▶ _WORK REQUIRED_
Lines that include the word "heading" should be copied from the listing that follows.

▶ _WORKING DATA_
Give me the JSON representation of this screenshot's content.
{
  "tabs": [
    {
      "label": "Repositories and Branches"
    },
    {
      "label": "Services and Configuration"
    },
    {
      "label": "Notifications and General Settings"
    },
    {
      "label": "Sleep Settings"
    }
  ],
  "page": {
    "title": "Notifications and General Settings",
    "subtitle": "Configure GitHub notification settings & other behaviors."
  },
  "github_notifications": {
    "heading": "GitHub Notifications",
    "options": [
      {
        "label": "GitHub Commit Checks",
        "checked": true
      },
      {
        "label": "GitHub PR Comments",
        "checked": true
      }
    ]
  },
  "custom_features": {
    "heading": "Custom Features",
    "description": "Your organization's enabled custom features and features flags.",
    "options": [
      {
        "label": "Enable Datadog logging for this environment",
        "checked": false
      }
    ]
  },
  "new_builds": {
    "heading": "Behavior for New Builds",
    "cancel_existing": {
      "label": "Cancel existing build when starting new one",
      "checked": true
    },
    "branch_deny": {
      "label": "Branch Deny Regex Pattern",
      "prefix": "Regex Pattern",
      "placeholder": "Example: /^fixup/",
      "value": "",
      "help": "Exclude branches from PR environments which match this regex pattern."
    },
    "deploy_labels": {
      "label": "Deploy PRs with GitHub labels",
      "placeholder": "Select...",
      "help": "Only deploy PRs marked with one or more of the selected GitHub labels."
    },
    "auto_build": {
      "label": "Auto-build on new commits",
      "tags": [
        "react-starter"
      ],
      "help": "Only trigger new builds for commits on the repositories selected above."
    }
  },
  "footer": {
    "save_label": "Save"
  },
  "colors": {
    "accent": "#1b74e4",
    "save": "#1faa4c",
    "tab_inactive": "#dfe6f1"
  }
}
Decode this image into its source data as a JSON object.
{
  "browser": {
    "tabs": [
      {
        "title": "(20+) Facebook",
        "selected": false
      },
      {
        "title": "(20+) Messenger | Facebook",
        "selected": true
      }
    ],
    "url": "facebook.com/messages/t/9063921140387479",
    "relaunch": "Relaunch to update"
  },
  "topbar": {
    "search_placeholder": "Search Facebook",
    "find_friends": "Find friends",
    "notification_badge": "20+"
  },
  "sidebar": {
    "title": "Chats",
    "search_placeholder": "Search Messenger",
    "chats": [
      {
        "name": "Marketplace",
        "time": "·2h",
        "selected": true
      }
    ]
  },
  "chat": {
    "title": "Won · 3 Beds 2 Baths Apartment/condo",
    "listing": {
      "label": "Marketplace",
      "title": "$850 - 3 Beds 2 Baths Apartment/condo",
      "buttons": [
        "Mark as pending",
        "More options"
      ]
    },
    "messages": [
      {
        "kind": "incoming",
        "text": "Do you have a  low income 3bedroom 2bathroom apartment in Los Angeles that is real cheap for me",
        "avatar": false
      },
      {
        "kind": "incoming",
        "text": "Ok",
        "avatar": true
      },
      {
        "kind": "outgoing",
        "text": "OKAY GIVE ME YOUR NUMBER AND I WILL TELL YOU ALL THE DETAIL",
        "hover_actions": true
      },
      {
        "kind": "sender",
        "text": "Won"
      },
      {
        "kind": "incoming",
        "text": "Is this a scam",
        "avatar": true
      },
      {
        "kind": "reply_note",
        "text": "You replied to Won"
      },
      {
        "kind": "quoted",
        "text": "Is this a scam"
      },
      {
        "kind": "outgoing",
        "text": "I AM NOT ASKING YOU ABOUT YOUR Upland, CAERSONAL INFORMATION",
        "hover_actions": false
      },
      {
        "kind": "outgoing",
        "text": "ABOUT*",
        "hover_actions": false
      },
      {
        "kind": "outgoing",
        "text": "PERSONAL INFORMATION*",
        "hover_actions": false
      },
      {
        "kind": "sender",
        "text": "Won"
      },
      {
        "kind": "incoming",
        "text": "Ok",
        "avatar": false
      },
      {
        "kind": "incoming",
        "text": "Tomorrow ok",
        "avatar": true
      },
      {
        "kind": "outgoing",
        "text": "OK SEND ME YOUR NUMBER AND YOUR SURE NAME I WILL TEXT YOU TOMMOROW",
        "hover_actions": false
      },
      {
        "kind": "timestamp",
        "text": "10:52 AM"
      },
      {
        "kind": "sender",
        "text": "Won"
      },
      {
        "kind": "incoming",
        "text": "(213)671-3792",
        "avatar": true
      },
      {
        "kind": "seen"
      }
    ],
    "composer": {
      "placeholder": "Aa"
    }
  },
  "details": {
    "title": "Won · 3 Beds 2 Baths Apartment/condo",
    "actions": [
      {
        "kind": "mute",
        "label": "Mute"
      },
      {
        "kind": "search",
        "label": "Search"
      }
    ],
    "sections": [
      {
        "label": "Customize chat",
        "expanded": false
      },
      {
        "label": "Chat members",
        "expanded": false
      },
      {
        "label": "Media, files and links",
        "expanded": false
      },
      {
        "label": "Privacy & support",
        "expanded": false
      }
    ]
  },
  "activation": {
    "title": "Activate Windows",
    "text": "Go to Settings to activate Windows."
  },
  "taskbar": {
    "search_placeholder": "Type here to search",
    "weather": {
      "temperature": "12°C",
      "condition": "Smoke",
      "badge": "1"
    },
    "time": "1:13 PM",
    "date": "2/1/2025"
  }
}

▶ _EXERCISE RESPONSE_
    "heading": "GitHub Notifications",
    "heading": "Custom Features",
    "heading": "Behavior for New Builds",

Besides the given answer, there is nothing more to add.